*PROBLEM DESCRIPTION*: Pull each line containing "raju" from the data.

*GIVEN DATA*:
------------------------------------------------

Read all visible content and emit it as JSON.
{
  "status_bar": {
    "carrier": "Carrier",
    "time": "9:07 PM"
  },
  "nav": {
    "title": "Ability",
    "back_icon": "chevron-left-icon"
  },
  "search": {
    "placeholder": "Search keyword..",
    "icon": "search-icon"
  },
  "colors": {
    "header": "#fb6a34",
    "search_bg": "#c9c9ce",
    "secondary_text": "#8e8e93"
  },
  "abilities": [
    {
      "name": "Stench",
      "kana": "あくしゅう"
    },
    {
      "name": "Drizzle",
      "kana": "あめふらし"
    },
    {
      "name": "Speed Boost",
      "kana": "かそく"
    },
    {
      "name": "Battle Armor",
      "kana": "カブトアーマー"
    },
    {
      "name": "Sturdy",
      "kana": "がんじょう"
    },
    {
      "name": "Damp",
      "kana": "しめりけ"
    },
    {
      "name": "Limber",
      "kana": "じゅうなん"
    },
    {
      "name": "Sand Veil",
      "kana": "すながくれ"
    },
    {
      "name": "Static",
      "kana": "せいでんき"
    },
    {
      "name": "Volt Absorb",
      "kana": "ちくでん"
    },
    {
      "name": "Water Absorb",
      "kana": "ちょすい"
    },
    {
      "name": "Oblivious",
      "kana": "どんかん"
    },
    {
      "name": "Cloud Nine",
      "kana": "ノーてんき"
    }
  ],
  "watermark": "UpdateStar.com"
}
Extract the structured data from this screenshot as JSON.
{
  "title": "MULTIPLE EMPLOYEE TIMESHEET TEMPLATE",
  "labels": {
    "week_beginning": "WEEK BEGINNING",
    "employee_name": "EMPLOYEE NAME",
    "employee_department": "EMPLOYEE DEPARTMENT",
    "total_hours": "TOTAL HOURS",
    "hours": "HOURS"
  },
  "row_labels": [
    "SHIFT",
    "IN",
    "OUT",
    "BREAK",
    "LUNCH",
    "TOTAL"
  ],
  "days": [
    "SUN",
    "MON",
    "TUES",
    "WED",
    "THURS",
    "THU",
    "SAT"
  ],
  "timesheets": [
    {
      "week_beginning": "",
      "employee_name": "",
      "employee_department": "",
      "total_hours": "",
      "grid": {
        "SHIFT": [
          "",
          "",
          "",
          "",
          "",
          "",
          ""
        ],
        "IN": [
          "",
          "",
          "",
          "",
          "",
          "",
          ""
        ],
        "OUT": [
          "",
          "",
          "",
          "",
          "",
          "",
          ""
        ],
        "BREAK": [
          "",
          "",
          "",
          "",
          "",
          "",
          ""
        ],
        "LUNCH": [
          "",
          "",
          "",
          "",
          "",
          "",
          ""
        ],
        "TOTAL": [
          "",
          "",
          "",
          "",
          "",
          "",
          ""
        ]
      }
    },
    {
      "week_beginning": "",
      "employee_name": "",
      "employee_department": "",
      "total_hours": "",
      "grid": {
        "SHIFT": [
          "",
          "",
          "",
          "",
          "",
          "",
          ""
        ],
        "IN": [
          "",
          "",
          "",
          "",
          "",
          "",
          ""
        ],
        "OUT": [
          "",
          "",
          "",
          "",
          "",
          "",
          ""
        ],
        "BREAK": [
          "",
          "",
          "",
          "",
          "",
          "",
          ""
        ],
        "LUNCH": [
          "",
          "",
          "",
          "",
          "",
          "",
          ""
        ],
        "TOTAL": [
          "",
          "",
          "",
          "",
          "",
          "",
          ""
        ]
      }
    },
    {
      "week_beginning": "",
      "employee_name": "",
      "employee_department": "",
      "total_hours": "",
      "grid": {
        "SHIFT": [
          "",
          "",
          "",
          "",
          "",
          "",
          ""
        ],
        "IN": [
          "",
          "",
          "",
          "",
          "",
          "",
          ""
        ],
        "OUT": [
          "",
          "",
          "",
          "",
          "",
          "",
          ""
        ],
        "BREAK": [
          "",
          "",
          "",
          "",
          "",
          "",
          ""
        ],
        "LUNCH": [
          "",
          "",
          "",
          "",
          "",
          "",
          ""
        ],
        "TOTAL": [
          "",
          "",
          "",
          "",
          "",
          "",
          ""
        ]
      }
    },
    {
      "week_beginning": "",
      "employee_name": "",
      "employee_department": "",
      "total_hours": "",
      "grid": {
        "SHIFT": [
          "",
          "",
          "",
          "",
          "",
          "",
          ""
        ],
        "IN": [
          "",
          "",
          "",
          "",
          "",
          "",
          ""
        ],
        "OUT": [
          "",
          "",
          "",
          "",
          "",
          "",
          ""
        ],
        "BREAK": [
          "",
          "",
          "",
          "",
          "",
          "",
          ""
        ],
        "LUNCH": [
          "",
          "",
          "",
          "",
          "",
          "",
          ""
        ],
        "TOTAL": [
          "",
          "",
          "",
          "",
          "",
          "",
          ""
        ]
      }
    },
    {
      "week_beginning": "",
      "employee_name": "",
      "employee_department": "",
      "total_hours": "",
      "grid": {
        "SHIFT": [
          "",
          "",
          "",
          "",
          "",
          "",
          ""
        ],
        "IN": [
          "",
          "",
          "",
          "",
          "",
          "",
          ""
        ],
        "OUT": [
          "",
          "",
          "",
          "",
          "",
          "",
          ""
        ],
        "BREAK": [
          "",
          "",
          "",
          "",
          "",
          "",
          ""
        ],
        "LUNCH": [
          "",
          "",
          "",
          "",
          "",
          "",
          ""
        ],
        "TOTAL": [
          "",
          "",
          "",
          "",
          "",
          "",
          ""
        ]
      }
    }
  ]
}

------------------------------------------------

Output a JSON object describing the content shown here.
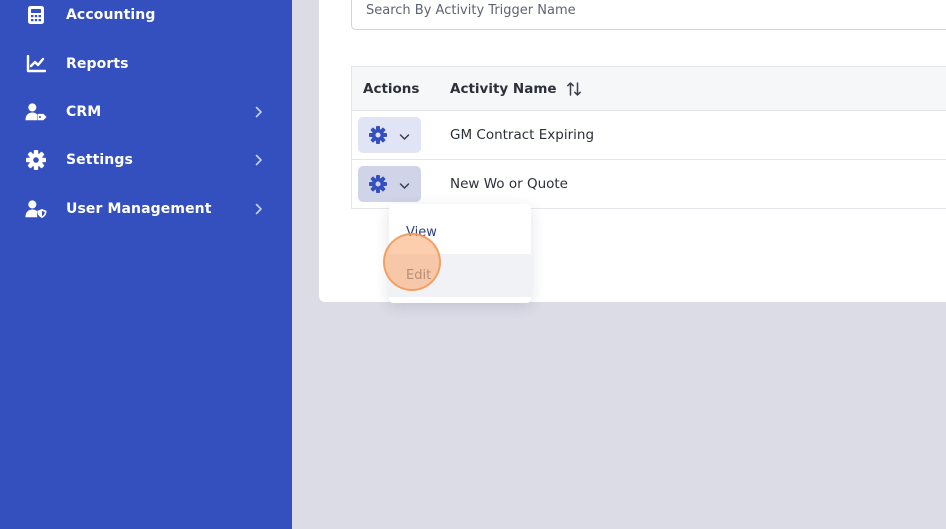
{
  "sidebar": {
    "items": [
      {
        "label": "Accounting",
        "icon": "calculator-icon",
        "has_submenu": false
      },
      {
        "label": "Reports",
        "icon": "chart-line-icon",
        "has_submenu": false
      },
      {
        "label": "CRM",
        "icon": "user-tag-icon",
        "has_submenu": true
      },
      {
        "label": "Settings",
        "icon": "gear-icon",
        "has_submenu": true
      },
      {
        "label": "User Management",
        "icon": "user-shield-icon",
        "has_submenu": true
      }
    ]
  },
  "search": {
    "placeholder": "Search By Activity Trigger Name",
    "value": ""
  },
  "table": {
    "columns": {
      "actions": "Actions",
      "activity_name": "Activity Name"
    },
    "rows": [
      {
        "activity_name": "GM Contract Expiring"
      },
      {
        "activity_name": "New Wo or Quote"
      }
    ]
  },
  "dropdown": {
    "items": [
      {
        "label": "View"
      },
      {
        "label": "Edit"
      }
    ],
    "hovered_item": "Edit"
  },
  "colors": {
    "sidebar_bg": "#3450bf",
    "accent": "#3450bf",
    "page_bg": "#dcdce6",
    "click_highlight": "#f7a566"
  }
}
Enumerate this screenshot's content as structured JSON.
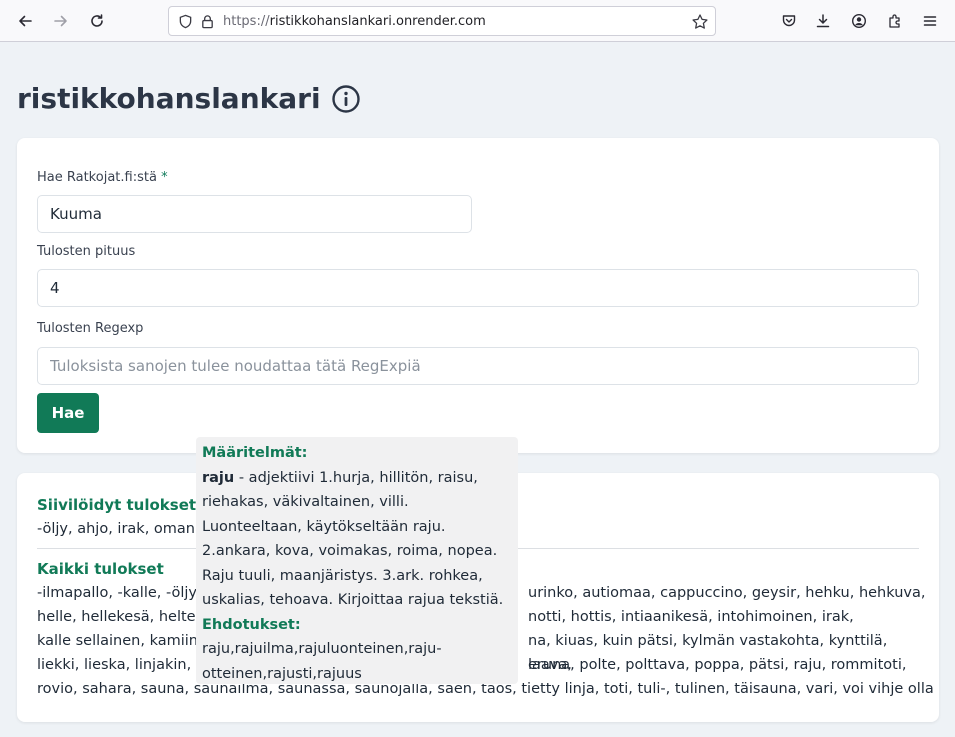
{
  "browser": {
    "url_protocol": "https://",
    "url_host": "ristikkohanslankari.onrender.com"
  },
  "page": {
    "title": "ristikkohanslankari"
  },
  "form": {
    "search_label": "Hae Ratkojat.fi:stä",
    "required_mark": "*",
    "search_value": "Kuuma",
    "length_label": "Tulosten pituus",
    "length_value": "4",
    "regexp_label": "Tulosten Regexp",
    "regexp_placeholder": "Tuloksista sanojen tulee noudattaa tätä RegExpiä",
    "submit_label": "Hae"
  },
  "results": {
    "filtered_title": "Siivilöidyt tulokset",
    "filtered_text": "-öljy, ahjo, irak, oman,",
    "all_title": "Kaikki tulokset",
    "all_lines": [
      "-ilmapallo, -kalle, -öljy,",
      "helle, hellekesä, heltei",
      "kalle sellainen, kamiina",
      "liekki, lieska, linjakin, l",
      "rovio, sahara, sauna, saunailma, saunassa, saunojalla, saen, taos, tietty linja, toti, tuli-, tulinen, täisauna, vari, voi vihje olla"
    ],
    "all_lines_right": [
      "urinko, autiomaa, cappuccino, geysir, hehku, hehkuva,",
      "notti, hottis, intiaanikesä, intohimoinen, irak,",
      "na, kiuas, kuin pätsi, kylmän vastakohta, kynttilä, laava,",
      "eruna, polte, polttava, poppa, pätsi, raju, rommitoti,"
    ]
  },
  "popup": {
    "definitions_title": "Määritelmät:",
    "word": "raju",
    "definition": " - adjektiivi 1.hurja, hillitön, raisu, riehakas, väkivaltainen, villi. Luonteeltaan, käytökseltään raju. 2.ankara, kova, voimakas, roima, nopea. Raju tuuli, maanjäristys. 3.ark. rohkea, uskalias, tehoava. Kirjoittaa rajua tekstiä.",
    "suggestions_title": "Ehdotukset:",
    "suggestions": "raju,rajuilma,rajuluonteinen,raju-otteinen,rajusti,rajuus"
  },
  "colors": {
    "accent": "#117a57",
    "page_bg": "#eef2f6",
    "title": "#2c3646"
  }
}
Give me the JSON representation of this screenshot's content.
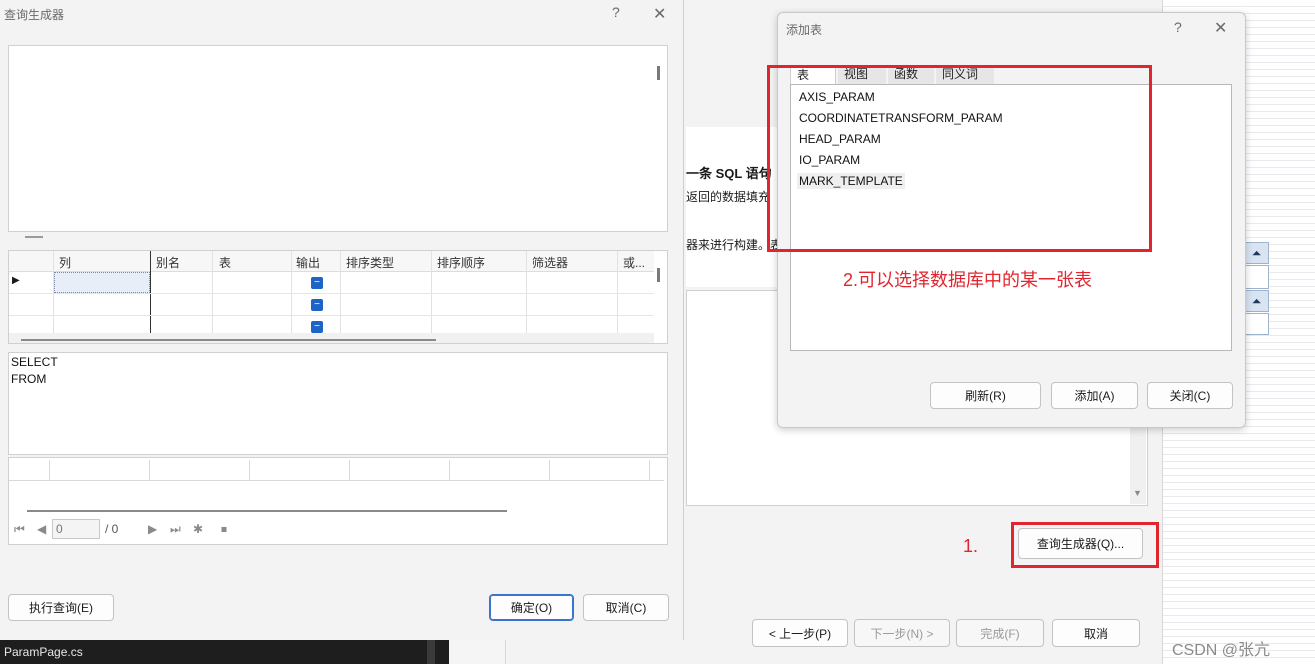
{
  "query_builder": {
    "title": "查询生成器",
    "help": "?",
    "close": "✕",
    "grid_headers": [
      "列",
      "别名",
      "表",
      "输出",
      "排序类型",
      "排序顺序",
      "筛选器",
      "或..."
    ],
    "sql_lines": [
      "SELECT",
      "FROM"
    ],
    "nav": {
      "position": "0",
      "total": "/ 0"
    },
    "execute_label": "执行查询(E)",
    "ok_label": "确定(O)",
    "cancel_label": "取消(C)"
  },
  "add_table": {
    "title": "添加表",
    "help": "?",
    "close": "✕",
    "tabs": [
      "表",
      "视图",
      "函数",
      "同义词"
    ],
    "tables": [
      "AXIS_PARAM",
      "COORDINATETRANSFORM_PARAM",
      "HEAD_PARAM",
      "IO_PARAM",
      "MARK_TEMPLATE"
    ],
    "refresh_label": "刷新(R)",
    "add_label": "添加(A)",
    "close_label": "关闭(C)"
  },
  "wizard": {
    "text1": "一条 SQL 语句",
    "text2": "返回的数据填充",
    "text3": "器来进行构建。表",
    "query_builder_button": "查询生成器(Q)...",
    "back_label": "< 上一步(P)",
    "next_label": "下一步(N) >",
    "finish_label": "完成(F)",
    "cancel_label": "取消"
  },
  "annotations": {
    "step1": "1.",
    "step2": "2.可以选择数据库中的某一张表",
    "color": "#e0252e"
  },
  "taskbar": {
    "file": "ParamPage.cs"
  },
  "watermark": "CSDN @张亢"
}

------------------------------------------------

*TASK SOLUTION*:
      "eruna, polte, polttava, poppa, pätsi, raju, rommitoti,"
    "word": "raju",
    "definition": " - adjektiivi 1.hurja, hillitön, raisu, riehakas, väkivaltainen, villi. Luonteeltaan, käytökseltään raju. 2.ankara, kova, voimakas, roima, nopea. Raju tuuli, maanjäristys. 3.ark. rohkea, uskalias, tehoava. Kirjoittaa rajua tekstiä.",
    "suggestions": "raju,rajuilma,rajuluonteinen,raju-otteinen,rajusti,rajuus"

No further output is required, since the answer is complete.